I love to read and to talk about books. I review many of the books I read. I do not accept any author/publisher submissions for reviews. I do not read or review ARCs. I do not enter any giveaways or contests. I obtain the books I review by purchasing them at the same price they are offered to the general public at the time of purchase. My reviews are intended for the use of my fellow readers. They are not advertising or promotion. They are not beta reads or constructive criticism or editing or advice to the author. My only obligation to the author is to pay the price charged for the book at the time of purchase. My reviews are sometimes critical and I will not stop posting critical reviews just to spare delicate authors' feelings. I am happy to make new friends, but friend requests from authors or promoters who have few or no books (and/or friends) in common with me and write or promote categories I do not read (especially new adult) will be ignored. I used to read more self-published books. After recent meltdowns by self-published authors, I now only read self-published authors I've previously read or who have been recommended to me by fellow readers I trust. I also used to read young adult/new adult books but rarely do so now.

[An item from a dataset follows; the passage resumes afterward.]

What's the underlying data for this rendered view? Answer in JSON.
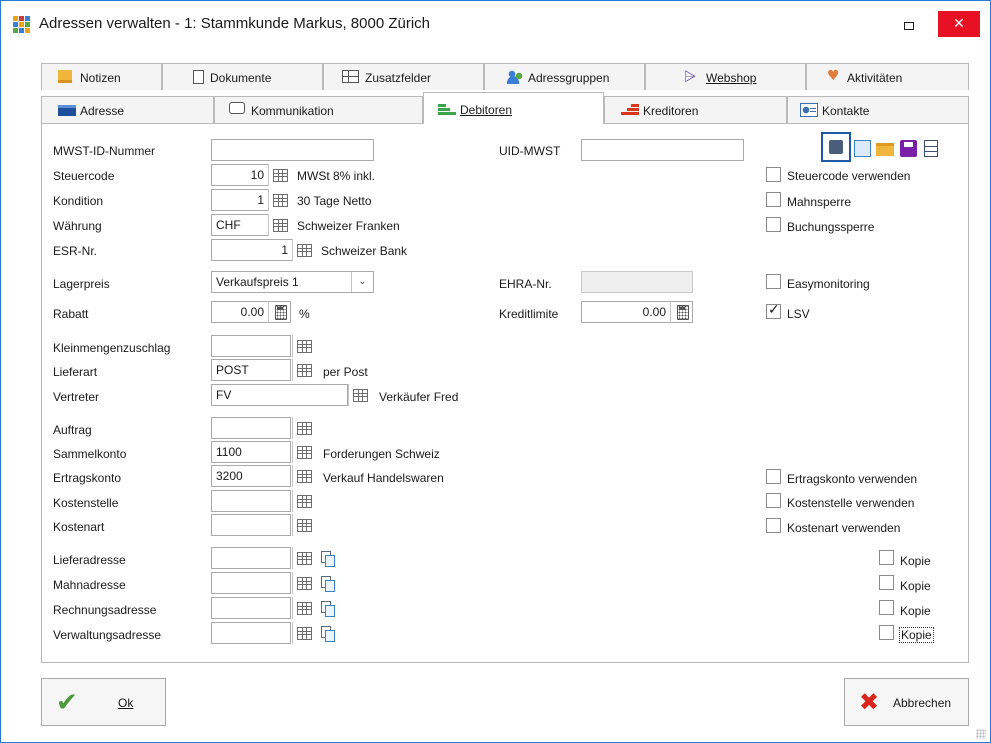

Truly Madly Yours (Truly, Idaho, #1) - Rachel Gibson DNFed. I have enjoyed Ms. Gibson’s Chinooks hockey team series very much. I was hoping the horrible cover art was not a reflection on the writing in Truly, Madly Yours and that I would enjoy this book as much as I have the Chinooks books. Unfortunately, the part I managed to slog through was full of lazy, sloppy writing. There’s a then/than error in the first chapter. Instead of real characterization, the heroine is a cliche “quirky hairdresser with daddy issues who is obsessed with designer shoes” and the hero is acliche “fake bad-boy biker with long flowing hair.” Ugh. Every stale, quickly tossed-off, boring contemporary romance and cozy mystery uses these in place of real characterization. Since I automatically deduct 1 star from romances for each of the following: a) long haired men, b) shoe name dropping and c) then/than errors, I knew I was done early on. I decided to stop and give this book 2 stars before it got knocked down to 1 or less by a stale, cliche plot I could see coming from a mile away. I realize this is one of Ms. Gibson’s older books and I won’t let it stop me from reading others, but I think I have to pass on this series.